------ STORED DATA
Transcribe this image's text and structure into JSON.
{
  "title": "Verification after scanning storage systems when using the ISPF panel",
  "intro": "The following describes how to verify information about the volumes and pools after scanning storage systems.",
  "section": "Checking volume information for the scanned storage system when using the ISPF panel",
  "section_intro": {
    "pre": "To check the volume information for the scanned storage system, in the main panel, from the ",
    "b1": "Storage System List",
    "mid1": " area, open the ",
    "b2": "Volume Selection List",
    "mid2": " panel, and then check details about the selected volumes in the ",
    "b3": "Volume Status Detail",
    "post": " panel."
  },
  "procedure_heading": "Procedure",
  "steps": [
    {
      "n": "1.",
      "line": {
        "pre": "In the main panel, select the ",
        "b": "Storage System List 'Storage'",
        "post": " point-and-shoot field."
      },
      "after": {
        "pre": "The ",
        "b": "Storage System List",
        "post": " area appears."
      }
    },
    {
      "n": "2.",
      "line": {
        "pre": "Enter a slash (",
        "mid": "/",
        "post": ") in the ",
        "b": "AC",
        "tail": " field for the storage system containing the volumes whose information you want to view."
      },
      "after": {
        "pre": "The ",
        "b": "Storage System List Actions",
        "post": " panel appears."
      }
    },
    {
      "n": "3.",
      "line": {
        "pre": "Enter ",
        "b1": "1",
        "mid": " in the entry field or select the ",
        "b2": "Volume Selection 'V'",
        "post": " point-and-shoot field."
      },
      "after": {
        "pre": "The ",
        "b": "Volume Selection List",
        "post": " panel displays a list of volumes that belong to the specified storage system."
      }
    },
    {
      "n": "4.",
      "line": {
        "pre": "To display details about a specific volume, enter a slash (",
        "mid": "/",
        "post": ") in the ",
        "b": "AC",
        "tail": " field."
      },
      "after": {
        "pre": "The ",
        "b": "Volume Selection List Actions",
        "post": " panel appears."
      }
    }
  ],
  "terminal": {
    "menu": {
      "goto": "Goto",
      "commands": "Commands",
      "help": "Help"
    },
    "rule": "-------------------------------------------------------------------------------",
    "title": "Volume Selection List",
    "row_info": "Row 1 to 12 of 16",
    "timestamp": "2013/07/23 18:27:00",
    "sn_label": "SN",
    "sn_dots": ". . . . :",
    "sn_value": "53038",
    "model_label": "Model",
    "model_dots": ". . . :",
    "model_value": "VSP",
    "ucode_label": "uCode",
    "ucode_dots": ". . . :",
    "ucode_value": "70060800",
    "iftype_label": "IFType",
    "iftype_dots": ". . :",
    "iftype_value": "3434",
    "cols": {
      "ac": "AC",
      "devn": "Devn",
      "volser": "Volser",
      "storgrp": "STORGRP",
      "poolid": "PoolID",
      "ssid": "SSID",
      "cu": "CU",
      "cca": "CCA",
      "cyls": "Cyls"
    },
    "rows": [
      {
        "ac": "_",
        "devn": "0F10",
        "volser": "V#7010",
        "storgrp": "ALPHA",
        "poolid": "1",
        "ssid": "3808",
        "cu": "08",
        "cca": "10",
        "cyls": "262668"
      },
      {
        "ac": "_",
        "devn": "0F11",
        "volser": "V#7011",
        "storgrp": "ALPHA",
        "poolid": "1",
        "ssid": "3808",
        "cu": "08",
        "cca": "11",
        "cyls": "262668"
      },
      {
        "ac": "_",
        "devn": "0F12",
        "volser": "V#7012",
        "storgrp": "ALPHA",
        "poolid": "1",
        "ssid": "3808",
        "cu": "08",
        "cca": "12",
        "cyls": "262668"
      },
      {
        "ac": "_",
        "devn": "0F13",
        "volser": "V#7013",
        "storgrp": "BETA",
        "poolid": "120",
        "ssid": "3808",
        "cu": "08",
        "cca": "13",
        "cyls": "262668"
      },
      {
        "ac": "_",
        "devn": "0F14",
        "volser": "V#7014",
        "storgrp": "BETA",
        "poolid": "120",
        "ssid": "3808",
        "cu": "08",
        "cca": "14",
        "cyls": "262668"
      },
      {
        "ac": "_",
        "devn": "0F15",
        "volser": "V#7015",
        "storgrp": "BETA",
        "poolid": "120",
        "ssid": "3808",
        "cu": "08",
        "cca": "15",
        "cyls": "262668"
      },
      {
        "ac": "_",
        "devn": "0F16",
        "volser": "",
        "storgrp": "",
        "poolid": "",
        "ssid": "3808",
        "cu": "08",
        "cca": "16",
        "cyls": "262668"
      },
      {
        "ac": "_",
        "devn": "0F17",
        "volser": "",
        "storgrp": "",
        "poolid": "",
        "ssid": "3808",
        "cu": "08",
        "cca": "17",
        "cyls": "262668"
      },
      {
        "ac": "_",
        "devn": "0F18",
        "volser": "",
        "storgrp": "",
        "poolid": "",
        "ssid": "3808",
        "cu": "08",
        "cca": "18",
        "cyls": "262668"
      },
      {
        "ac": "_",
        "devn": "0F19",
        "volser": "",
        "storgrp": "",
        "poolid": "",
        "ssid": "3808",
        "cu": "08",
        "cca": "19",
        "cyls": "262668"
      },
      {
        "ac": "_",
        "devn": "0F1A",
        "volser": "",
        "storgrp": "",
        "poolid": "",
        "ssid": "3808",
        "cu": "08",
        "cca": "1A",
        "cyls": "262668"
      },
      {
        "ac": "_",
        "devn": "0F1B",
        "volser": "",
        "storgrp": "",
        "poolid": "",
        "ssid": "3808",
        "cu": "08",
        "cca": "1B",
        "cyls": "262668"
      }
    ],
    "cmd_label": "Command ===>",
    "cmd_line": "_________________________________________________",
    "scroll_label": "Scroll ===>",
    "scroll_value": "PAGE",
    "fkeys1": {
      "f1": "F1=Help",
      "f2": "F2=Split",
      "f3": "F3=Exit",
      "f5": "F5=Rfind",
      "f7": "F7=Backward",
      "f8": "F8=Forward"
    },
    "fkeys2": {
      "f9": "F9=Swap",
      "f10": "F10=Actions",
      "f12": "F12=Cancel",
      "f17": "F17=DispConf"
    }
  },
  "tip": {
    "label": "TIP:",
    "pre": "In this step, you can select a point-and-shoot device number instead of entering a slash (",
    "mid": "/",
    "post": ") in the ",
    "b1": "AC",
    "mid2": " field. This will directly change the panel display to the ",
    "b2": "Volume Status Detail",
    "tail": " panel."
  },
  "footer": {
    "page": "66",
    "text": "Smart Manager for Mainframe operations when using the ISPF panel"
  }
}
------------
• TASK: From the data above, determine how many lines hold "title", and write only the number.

• OUTPUT FOR THIS EXERCISE: 2